Lipids that are uniquely found in the cell envelope of pathogenic mycobacteria, such as those containing multiple methyl-branched long-chain fatty acids, have long been thought to play a role in host-pathogen interactions. The recent construction by Dubey et al. (2002) Mol Microbiol 45: 1451-1459, of a Mycobacterium tuberculosis mutant that is deficient in(More)
We recently showed that treatment of macrophages prior to Mycobacterium tuberculosis infection with the pro-inflammatory omega-6 lipid, arachidonic acid (AA) enhanced bacterial killing whereas the anti-inflammatory, omega-3 lipid eicosapentaenoic acid (EPA) stimulated bacterial growth. Here we tested if these effects were depending on when lipids were added(More)
Langerin is a C-type lectin expressed by a subset of dendritic leukocytes, the Langerhans cells (LC). Langerin is a cell surface receptor that induces the formation of an LC-specific organelle, the Birbeck granule (BG). We generated a langerin(-/-) mouse on a C57BL/6 background which did not display any macroscopic aberrant development. In the absence of(More)
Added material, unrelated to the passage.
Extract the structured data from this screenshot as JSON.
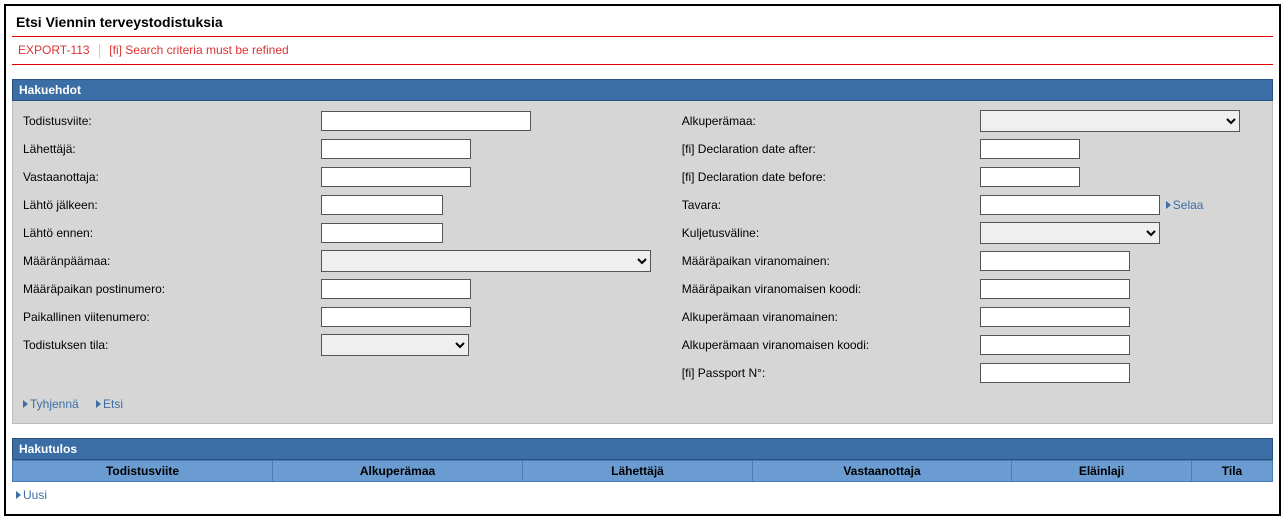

The Mycobacterium tuberculosis phoP mutant strain SO2 has previously been shown to have reduced multiplication in mouse macrophages and in vivo using the mouse intravenous-infection model. In this study we demonstrate that the M. tuberculosis SO2 is highly attenuated when compared with the parental M. tuberculosis MT103 strain and also more attenuated than(More)
BACKGROUND AND PURPOSE Choline analogues, a new type of antimalarials, exert potent in vitro and in vivo antimalarial activity. This has given rise to albitiazolium, which is currently in phase II clinical trials to cure severe malaria. Here we dissected its mechanism of action step by step from choline entry into the infected erythrocyte to its effect on(More)
Cell envelope lipids play an important role in the pathogenicity of mycobacteria, but the mechanisms by which they are transported to the outer membrane of these prokaryotes are largely unknown. Here, we provide evidence that LppX is a lipoprotein required for the translocation of complex lipids, the phthiocerol dimycocerosates (DIM), to the outer membrane(More)